Alternatively, father contends "[t]o the extent the juvenile court's action in denying Father custody of his son could be construed as having proceeded under section 361, it nevertheless acted in error when it did not release [the minor] to his father at disposition." He contends the court erred in this regard, as there were reasonable means to ensure the minor's well-being, short of removal. The record does not support the conclusion that the juvenile court acted under section 361 in not placing the minor with father.

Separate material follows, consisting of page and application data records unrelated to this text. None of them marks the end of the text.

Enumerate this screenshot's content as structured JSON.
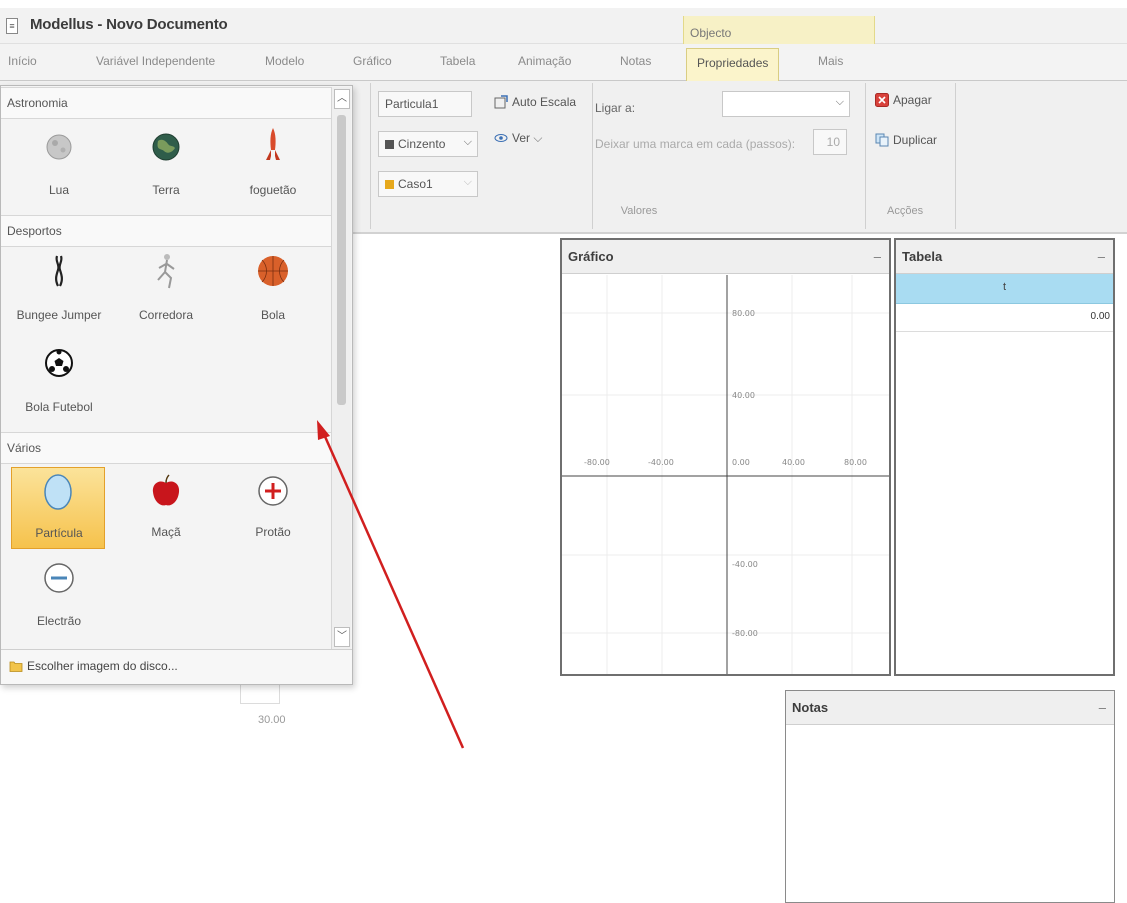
{
  "window": {
    "title": "Modellus - Novo Documento",
    "context_group": "Objecto"
  },
  "tabs": [
    "Início",
    "Variável Independente",
    "Modelo",
    "Gráfico",
    "Tabela",
    "Animação",
    "Notas",
    "Propriedades",
    "Mais"
  ],
  "ribbon": {
    "object_name": "Particula1",
    "color_select": "Cinzento",
    "case_select": "Caso1",
    "auto_scale": "Auto Escala",
    "view": "Ver",
    "link_label": "Ligar a:",
    "link_value": "",
    "mark_label": "Deixar uma marca em cada (passos):",
    "mark_value": "10",
    "group_values": "Valores",
    "delete": "Apagar",
    "duplicate": "Duplicar",
    "group_actions": "Acções"
  },
  "palette": {
    "categories": [
      {
        "name": "Astronomia",
        "items": [
          "Lua",
          "Terra",
          "foguetão"
        ]
      },
      {
        "name": "Desportos",
        "items": [
          "Bungee Jumper",
          "Corredora",
          "Bola",
          "Bola Futebol"
        ]
      },
      {
        "name": "Vários",
        "items": [
          "Partícula",
          "Maçã",
          "Protão",
          "Electrão"
        ]
      }
    ],
    "selected_item": "Partícula",
    "choose_image": "Escolher imagem do disco..."
  },
  "graph": {
    "title": "Gráfico",
    "x_ticks": [
      "-80.00",
      "-40.00",
      "0.00",
      "40.00",
      "80.00"
    ],
    "y_ticks": [
      "80.00",
      "40.00",
      "-40.00",
      "-80.00"
    ]
  },
  "table": {
    "title": "Tabela",
    "column": "t",
    "value": "0.00"
  },
  "notes": {
    "title": "Notas"
  },
  "canvas": {
    "axis_value": "30.00"
  },
  "colors": {
    "context_tab": "#fbf4cb",
    "table_header": "#a9dcf2",
    "selection": "#f6c24c",
    "arrow": "#d11f1f"
  }
}
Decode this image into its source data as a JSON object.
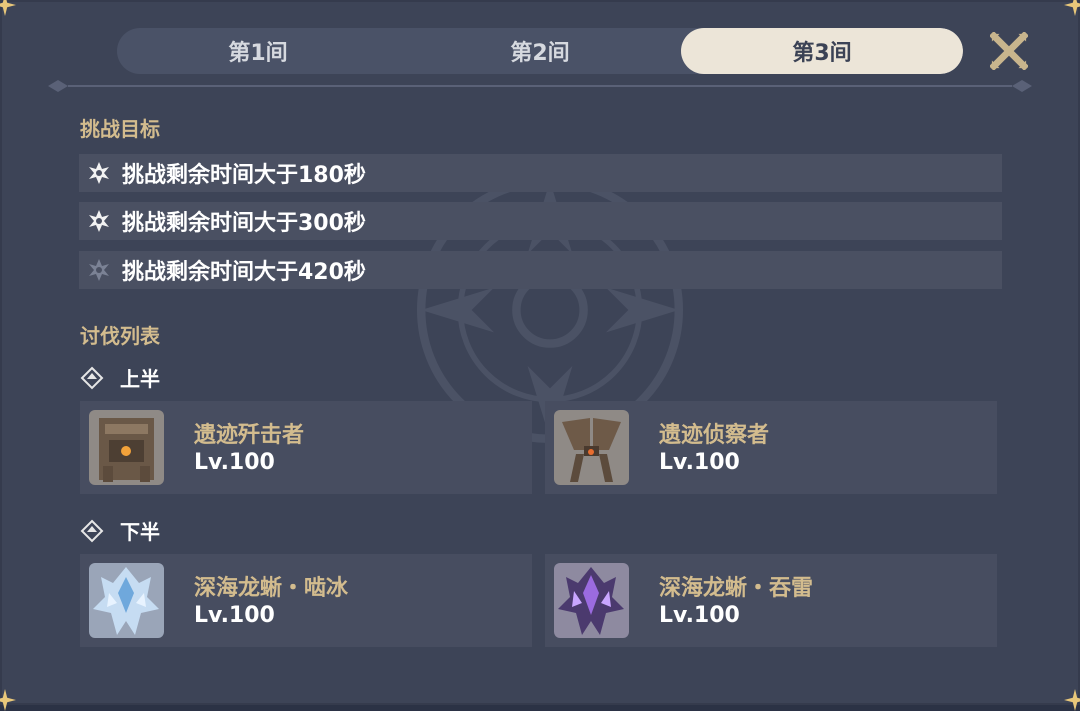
{
  "tabs": [
    {
      "label": "第1间",
      "active": false
    },
    {
      "label": "第2间",
      "active": false
    },
    {
      "label": "第3间",
      "active": true
    }
  ],
  "close_icon": "close-x-icon",
  "goals_section": {
    "title": "挑战目标",
    "items": [
      {
        "text": "挑战剩余时间大于180秒",
        "achieved": true
      },
      {
        "text": "挑战剩余时间大于300秒",
        "achieved": true
      },
      {
        "text": "挑战剩余时间大于420秒",
        "achieved": false
      }
    ]
  },
  "enemies_section": {
    "title": "讨伐列表",
    "first_half": {
      "label": "上半",
      "enemies": [
        {
          "name": "遗迹歼击者",
          "level": "Lv.100",
          "portrait": "ruin-destroyer-portrait"
        },
        {
          "name": "遗迹侦察者",
          "level": "Lv.100",
          "portrait": "ruin-scout-portrait"
        }
      ]
    },
    "second_half": {
      "label": "下半",
      "enemies": [
        {
          "name": "深海龙蜥・啮冰",
          "level": "Lv.100",
          "portrait": "cryo-bathysmal-vishap-portrait"
        },
        {
          "name": "深海龙蜥・吞雷",
          "level": "Lv.100",
          "portrait": "electro-bathysmal-vishap-portrait"
        }
      ]
    }
  },
  "colors": {
    "panel": "#3d4457",
    "active_tab": "#ece5d8",
    "gold_text": "#d3bc8e",
    "row_bg": "#4a5062"
  }
}
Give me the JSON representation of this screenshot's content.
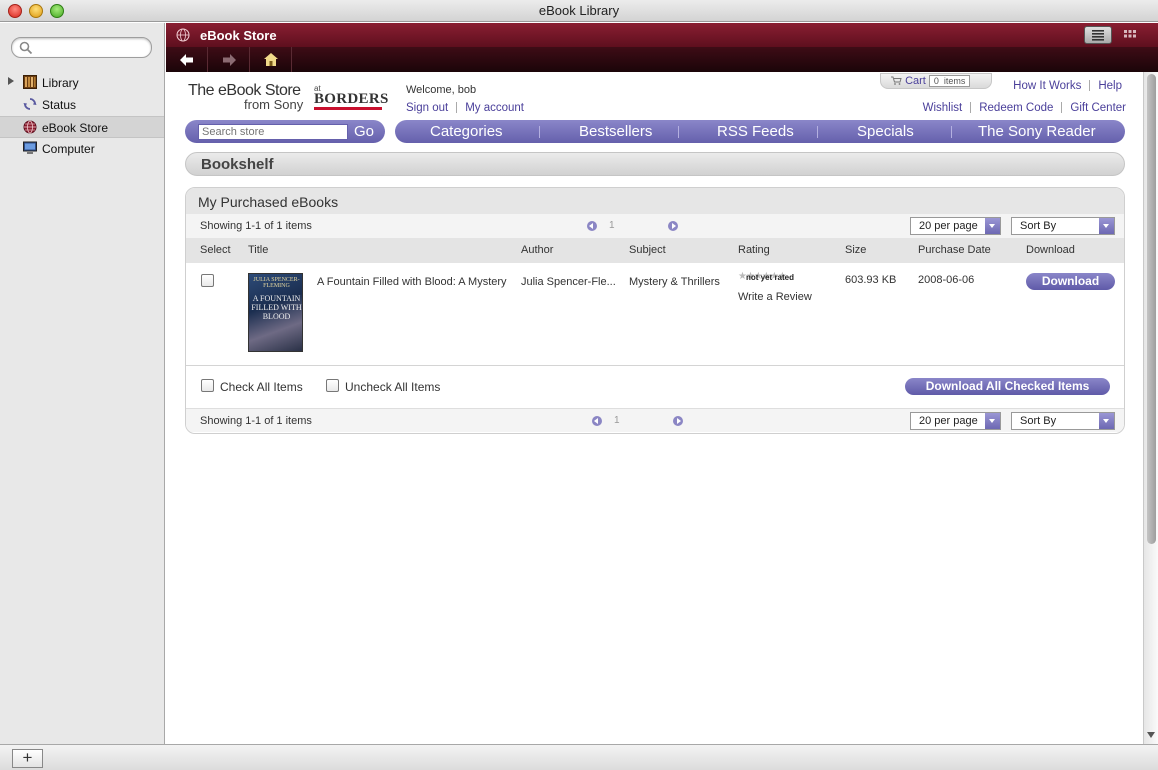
{
  "window": {
    "title": "eBook Library"
  },
  "sidebar": {
    "search_placeholder": "",
    "items": [
      {
        "label": "Library",
        "icon": "library-icon"
      },
      {
        "label": "Status",
        "icon": "sync-icon"
      },
      {
        "label": "eBook Store",
        "icon": "globe-icon"
      },
      {
        "label": "Computer",
        "icon": "computer-icon"
      }
    ],
    "add_label": "+"
  },
  "store": {
    "title": "eBook Store",
    "logo": {
      "line1": "The eBook Store",
      "line2": "from Sony",
      "at": "at",
      "partner": "BORDERS"
    },
    "welcome": "Welcome, bob",
    "sign_out": "Sign out",
    "my_account": "My account",
    "cart": {
      "label": "Cart",
      "count": "0",
      "unit": "items"
    },
    "how_it_works": "How It Works",
    "help": "Help",
    "wishlist": "Wishlist",
    "redeem": "Redeem Code",
    "gift": "Gift Center",
    "search": {
      "placeholder": "Search store",
      "go": "Go"
    },
    "menu": [
      "Categories",
      "Bestsellers",
      "RSS Feeds",
      "Specials",
      "The Sony Reader"
    ]
  },
  "bookshelf": {
    "title": "Bookshelf",
    "panel_title": "My Purchased eBooks",
    "showing": "Showing 1-1 of 1 items",
    "page": "1",
    "per_page": "20 per page",
    "sort_by": "Sort By",
    "columns": [
      "Select",
      "Title",
      "Author",
      "Subject",
      "Rating",
      "Size",
      "Purchase Date",
      "Download"
    ],
    "rows": [
      {
        "title": "A Fountain Filled with Blood: A Mystery",
        "author": "Julia Spencer-Fle...",
        "subject": "Mystery & Thrillers",
        "rating": "not yet rated",
        "write_review": "Write a Review",
        "size": "603.93 KB",
        "purchase_date": "2008-06-06",
        "download": "Download",
        "cover_author": "JULIA SPENCER-FLEMING",
        "cover_title": "A FOUNTAIN FILLED WITH BLOOD"
      }
    ],
    "check_all": "Check All Items",
    "uncheck_all": "Uncheck All Items",
    "download_all": "Download All Checked Items"
  }
}
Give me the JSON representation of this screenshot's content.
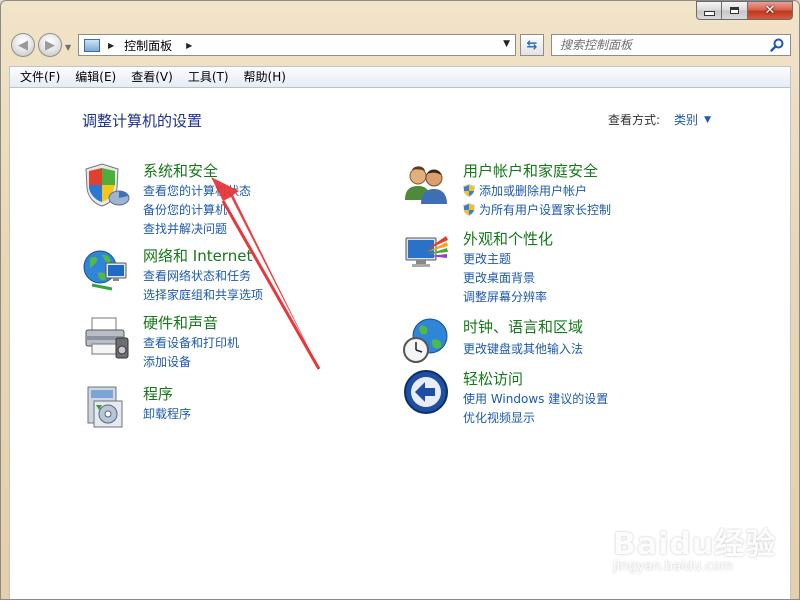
{
  "window": {
    "controls": {
      "minimize": "minimize-icon",
      "maximize": "maximize-icon",
      "close": "close-icon"
    }
  },
  "address": {
    "path": "控制面板",
    "search_placeholder": "搜索控制面板"
  },
  "menu": [
    {
      "label": "文件(F)"
    },
    {
      "label": "编辑(E)"
    },
    {
      "label": "查看(V)"
    },
    {
      "label": "工具(T)"
    },
    {
      "label": "帮助(H)"
    }
  ],
  "page": {
    "title": "调整计算机的设置",
    "view_by_label": "查看方式:",
    "view_by_value": "类别"
  },
  "categories": {
    "system": {
      "title": "系统和安全",
      "links": [
        "查看您的计算机状态",
        "备份您的计算机",
        "查找并解决问题"
      ],
      "icon": "shield-icon"
    },
    "network": {
      "title": "网络和 Internet",
      "links": [
        "查看网络状态和任务",
        "选择家庭组和共享选项"
      ],
      "icon": "globe-network-icon"
    },
    "hardware": {
      "title": "硬件和声音",
      "links": [
        "查看设备和打印机",
        "添加设备"
      ],
      "icon": "printer-icon"
    },
    "programs": {
      "title": "程序",
      "links": [
        "卸载程序"
      ],
      "icon": "programs-icon"
    },
    "users": {
      "title": "用户帐户和家庭安全",
      "links": [
        "添加或删除用户帐户",
        "为所有用户设置家长控制"
      ],
      "icon": "users-icon"
    },
    "appearance": {
      "title": "外观和个性化",
      "links": [
        "更改主题",
        "更改桌面背景",
        "调整屏幕分辨率"
      ],
      "icon": "monitor-palette-icon"
    },
    "clock": {
      "title": "时钟、语言和区域",
      "links": [
        "更改键盘或其他输入法"
      ],
      "icon": "clock-globe-icon"
    },
    "ease": {
      "title": "轻松访问",
      "links": [
        "使用 Windows 建议的设置",
        "优化视频显示"
      ],
      "icon": "ease-of-access-icon"
    }
  },
  "watermark": {
    "main": "Baidu经验",
    "sub": "jingyan.baidu.com"
  }
}
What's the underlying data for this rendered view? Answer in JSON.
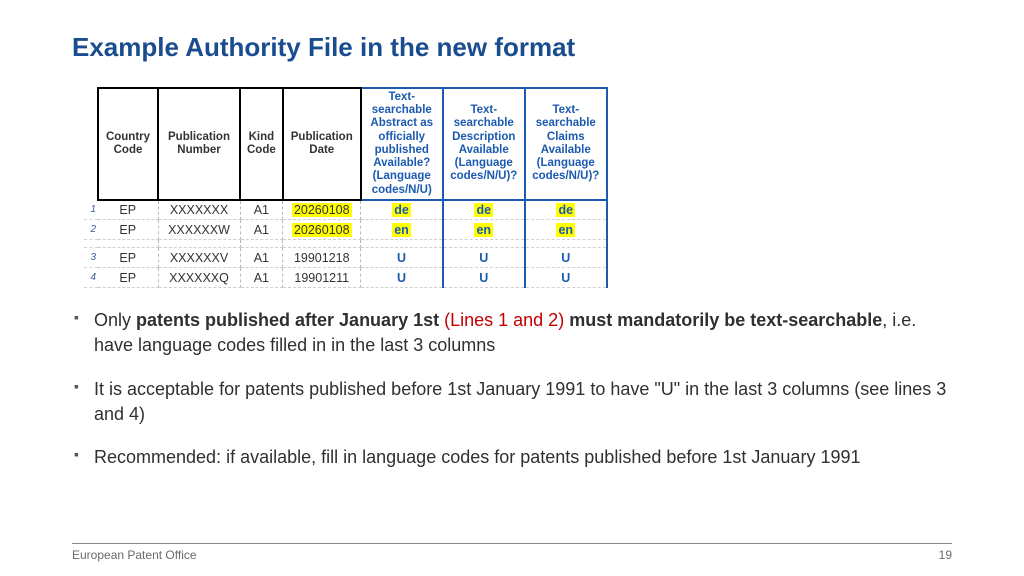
{
  "title": "Example Authority File in the new format",
  "table": {
    "headers": [
      "Country Code",
      "Publication Number",
      "Kind Code",
      "Publication Date",
      "Text-searchable Abstract as officially published Available? (Language codes/N/U)",
      "Text-searchable Description Available (Language codes/N/U)?",
      "Text-searchable Claims Available (Language codes/N/U)?"
    ],
    "rows": [
      {
        "n": "1",
        "cc": "EP",
        "pub": "XXXXXXX",
        "kind": "A1",
        "date": "20260108",
        "a": "de",
        "b": "de",
        "c": "de",
        "hl": true
      },
      {
        "n": "2",
        "cc": "EP",
        "pub": "XXXXXXW",
        "kind": "A1",
        "date": "20260108",
        "a": "en",
        "b": "en",
        "c": "en",
        "hl": true
      },
      {
        "n": "3",
        "cc": "EP",
        "pub": "XXXXXXV",
        "kind": "A1",
        "date": "19901218",
        "a": "U",
        "b": "U",
        "c": "U",
        "hl": false
      },
      {
        "n": "4",
        "cc": "EP",
        "pub": "XXXXXXQ",
        "kind": "A1",
        "date": "19901211",
        "a": "U",
        "b": "U",
        "c": "U",
        "hl": false
      }
    ]
  },
  "bullets": {
    "b1": {
      "p1": "Only ",
      "bold1": "patents published after January 1st ",
      "red": "(Lines 1 and 2) ",
      "bold2": "must mandatorily be text-searchable",
      "tail": ", i.e. have language codes filled in in the last 3 columns"
    },
    "b2": "It is acceptable for patents published before 1st January 1991 to have \"U\" in the last 3 columns (see lines 3 and 4)",
    "b3": "Recommended: if available, fill in language codes for patents published before 1st January 1991"
  },
  "footer": {
    "org": "European Patent Office",
    "page": "19"
  }
}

"A dependent child may not be taken from the physical custody of his or her parents or guardian or guardians with whom the child resides at the time the petition was initiated, unless the juvenile court finds clear and convincing evidence . . . [¶] . . . [t]here is or would be a substantial danger to the physical health, safety, protection, or physical or emotional well-being of the minor if the minor were returned home, and there are no reasonable means by which the minor's physical health can be protected without removing the minor from the minor's parent's or guardian's physical custody." (§ 361, subd. (c)(1), italics added.)

The record here indicates father repeatedly requested placement of the minor, under section 361.2, as the non-custodial parent. The court expressly found under section 361.2 that placement with father, as the parent with whom the child did not reside when the petition was initiated, would be detrimental to the minor. As the non-custodial parent, section 361 does not apply to father. Because of father's repeated requests, and the court's findings, under section 361.2, we cannot find the court acted under section 361 in refusing to place the minor with father.


The juvenile court's order is affirmed.

We concur: MAURO , J. HOCH , J.


© 1992-2012 VersusLaw Inc.

Buy This Entire Record For $7.95

Official citation and/or docket number and footnotes (if any) for this case available with purchase.

Learn more about what you receive with purchase of this case.